Another who made his mark in the Empire Games, this time in Vancouver, was Victor Milligan.  The former RBAI student went to Queen's where he proceeded to break middle distance records, doing most of his training round the pitches of Cherryvale Playing Fields.  Such was his success that he found himself lining up alongside Roger Bannister and Jim Landy in what was dubbed the Mile of the Century.  While these two sub four minute milers battled it out for Gold, Victor Milligan just missed out on joining them on the podium by finishing 4th.

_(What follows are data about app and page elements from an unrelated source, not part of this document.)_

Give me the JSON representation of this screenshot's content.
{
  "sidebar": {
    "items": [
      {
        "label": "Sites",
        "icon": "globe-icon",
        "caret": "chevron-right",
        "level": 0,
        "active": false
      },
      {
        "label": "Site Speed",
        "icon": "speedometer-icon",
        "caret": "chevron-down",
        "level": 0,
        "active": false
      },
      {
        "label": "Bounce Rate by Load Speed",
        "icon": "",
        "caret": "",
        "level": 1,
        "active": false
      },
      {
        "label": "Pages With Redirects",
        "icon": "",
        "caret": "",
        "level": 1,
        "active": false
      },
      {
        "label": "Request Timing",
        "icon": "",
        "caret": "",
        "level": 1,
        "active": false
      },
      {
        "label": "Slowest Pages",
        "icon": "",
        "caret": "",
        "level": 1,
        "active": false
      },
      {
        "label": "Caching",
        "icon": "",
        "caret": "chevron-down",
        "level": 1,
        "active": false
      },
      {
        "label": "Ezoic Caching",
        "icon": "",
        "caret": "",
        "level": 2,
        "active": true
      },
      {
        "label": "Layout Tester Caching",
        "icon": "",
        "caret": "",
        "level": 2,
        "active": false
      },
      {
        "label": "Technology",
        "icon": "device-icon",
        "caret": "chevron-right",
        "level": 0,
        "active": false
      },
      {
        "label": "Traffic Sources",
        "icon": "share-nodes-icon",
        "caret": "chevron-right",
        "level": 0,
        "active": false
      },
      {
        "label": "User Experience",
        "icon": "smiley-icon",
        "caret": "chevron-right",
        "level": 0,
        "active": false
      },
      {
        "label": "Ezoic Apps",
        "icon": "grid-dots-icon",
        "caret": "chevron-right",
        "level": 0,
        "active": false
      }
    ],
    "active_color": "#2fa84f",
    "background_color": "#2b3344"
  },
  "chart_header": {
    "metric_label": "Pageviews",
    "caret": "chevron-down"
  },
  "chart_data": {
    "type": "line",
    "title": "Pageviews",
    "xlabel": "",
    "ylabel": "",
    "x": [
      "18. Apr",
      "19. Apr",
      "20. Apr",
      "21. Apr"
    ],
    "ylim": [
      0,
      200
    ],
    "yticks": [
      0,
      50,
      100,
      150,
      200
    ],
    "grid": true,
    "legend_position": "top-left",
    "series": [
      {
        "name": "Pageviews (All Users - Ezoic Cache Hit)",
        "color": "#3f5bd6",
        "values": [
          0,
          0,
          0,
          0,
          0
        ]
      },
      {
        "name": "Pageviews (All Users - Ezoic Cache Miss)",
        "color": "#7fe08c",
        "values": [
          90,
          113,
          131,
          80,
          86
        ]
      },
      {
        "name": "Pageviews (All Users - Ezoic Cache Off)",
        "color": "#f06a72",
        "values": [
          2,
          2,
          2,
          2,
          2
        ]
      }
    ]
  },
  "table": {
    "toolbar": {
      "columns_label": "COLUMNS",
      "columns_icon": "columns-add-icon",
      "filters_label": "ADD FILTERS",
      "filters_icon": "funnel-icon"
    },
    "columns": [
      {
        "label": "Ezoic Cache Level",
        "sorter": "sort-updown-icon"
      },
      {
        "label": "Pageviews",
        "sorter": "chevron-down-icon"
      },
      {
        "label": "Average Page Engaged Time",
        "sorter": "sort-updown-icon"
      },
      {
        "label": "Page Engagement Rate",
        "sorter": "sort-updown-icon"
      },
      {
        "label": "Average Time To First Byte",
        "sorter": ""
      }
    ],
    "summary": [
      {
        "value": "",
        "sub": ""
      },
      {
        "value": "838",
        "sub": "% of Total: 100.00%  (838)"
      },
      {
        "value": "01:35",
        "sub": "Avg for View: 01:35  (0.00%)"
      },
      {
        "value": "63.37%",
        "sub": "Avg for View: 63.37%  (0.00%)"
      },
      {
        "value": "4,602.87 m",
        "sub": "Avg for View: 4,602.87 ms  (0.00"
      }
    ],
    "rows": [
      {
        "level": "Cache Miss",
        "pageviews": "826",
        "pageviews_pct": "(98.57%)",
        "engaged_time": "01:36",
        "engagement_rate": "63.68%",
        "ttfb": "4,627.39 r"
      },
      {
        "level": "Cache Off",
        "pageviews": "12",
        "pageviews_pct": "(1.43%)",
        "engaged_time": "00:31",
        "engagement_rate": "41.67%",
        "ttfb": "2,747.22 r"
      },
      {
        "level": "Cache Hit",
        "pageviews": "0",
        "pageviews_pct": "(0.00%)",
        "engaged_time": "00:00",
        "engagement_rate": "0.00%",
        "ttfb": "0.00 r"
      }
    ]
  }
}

While men's athletics was well established the 1950's found the women's branch of the sport in its infancy. The first NIWAAA Championships took place in 1950 and in 1953 there were only 10 clubs in the country with Ladies sections (Albert FOundry; Collegians LAC; Derry Olympians ; OWLS LAC; Stranmillis WTAC; Queens UBLAC; Short and Harland LAC; Stranmillis LAC and WIllowfield LAC).  Throughout the  next decade opportunities were limited but this did not stop three women from stamping their mark on the sport worldwide.  The names of Maeve Kyle, Thelma Hopkins and Mary Peters were seldom out of the lists and for a whole variety of events.  Maeve of course would make history as the first Irishwoman to compete for Ireland in the Olympic Games, Thelma broke the World Record for the High Jump at the aforementioned Cherryvale grounds on 5th May 1956 and M E Peters as she appeared at the time has become the name synonymous with Track and Field in Northern Ireland following her Olympic Gold Medal in Munich and her subsequent efforts to provide a quality track for future aspiring athletes.